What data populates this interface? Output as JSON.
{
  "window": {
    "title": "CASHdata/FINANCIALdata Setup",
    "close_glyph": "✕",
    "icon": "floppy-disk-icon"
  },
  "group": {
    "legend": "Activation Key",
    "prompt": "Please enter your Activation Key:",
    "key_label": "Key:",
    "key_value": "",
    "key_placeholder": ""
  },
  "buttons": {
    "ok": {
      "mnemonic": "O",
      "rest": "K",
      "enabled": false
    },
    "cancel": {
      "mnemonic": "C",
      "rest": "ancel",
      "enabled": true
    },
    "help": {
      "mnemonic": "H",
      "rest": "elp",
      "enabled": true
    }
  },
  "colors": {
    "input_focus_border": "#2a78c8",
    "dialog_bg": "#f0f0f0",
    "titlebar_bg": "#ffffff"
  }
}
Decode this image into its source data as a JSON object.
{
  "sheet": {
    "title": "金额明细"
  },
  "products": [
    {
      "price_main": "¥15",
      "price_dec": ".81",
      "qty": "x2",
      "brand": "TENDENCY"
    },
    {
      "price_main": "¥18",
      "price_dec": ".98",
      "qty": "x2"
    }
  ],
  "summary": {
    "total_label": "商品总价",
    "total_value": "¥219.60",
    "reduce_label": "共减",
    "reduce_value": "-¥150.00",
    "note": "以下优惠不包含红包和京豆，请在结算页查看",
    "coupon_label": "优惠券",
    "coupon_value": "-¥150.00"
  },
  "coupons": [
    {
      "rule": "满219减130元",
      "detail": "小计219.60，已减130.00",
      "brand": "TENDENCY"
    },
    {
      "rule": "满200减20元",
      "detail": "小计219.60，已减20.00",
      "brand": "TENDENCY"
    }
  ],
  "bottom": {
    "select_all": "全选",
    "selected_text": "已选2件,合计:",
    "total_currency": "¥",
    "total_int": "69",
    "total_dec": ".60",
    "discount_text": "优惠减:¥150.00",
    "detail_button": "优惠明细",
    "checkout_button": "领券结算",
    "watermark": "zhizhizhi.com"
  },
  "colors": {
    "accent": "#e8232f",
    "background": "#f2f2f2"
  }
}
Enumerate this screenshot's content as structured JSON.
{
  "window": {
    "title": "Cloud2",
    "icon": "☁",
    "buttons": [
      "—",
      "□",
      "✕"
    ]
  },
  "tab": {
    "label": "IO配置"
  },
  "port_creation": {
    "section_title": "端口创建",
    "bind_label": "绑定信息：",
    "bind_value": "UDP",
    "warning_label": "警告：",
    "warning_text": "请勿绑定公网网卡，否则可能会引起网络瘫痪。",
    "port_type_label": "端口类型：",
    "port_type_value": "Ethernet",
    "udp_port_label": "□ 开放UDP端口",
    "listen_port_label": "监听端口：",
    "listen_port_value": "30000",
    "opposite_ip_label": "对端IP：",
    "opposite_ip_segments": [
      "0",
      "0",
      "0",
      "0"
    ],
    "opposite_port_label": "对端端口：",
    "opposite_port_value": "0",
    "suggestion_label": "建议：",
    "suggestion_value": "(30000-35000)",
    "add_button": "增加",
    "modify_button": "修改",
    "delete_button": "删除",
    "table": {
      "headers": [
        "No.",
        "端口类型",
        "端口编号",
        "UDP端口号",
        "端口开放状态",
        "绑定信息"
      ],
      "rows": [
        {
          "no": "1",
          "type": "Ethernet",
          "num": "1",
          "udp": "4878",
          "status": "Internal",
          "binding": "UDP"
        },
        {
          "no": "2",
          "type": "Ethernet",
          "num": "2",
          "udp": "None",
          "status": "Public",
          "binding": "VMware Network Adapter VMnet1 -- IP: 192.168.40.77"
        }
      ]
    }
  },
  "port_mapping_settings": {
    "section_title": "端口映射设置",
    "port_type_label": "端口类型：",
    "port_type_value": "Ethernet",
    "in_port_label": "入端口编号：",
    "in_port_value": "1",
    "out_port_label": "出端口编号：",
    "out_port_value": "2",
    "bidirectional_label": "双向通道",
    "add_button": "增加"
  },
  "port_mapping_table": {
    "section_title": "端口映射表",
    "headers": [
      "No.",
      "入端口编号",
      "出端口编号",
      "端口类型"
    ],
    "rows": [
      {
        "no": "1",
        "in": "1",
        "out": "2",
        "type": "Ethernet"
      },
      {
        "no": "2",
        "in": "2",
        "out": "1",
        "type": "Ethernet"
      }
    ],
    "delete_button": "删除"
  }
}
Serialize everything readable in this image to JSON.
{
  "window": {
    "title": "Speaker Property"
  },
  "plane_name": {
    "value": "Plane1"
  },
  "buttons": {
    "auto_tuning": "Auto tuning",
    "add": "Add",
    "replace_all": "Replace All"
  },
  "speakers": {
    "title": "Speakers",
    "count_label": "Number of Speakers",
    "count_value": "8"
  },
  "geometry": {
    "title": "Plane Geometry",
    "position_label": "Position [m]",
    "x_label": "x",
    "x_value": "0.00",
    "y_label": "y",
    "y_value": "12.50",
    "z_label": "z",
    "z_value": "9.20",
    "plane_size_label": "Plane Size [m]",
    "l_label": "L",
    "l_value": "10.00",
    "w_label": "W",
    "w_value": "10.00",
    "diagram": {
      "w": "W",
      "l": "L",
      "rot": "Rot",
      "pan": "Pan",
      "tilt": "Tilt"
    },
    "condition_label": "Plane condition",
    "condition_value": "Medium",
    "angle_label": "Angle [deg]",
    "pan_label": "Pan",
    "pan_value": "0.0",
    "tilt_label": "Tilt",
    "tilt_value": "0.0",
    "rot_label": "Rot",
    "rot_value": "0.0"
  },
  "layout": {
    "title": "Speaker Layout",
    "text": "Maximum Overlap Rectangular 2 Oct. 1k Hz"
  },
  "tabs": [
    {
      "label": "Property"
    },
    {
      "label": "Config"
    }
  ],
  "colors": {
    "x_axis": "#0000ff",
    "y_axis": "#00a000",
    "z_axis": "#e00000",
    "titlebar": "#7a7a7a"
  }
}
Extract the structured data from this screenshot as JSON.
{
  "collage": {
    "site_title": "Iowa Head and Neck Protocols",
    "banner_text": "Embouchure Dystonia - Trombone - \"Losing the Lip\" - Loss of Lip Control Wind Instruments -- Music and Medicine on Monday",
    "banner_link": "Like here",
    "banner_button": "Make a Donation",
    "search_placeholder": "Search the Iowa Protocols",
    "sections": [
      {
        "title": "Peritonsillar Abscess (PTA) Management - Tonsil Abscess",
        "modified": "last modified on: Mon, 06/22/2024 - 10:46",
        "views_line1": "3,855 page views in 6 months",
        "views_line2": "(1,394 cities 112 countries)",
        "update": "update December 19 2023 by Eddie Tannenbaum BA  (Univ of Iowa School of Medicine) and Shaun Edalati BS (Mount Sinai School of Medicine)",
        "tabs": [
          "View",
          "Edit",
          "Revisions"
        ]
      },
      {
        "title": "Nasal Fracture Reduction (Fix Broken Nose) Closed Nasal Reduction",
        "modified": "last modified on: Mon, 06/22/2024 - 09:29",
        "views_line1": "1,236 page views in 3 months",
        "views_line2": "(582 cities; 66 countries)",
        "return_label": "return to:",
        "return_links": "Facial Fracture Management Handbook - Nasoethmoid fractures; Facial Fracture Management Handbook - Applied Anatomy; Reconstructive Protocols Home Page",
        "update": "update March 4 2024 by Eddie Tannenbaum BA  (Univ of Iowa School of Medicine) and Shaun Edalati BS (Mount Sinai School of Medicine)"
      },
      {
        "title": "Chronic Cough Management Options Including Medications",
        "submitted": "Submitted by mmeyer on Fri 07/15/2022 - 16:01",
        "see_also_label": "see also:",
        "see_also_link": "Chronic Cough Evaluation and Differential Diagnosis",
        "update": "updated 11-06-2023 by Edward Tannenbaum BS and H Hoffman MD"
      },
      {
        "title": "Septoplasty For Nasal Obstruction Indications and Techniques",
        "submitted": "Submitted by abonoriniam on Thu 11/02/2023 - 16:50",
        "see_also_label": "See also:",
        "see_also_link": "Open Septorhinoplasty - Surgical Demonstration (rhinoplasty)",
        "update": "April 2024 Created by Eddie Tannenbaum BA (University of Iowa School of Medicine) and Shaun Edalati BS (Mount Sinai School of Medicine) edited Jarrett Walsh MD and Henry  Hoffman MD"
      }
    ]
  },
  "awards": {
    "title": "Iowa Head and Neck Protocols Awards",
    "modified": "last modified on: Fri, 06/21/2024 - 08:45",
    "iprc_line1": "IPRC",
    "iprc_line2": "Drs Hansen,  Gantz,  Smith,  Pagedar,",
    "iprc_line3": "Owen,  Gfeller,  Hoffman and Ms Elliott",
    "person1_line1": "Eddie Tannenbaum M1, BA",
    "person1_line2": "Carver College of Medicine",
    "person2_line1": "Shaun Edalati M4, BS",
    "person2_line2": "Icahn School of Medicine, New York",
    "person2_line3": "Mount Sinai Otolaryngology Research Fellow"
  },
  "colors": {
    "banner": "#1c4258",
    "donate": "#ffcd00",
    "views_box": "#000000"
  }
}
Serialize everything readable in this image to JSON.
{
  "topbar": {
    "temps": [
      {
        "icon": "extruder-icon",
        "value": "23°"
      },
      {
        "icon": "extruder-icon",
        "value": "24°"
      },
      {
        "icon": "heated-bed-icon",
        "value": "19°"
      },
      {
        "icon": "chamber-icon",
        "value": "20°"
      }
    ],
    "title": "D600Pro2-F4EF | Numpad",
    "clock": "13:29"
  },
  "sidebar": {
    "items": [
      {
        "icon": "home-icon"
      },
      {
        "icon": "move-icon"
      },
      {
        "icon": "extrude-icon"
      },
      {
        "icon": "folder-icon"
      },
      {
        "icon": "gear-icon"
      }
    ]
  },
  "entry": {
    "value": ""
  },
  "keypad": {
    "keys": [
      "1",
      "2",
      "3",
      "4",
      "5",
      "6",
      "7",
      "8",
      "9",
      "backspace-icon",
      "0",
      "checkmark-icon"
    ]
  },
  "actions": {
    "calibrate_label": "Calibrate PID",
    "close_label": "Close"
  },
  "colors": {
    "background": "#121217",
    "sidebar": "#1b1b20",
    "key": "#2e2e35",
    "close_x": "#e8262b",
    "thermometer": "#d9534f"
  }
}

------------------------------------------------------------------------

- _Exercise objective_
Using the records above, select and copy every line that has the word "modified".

- _Output_
        "modified": "last modified on: Mon, 06/22/2024 - 10:46",
        "modified": "last modified on: Mon, 06/22/2024 - 09:29",
    "modified": "last modified on: Fri, 06/21/2024 - 08:45",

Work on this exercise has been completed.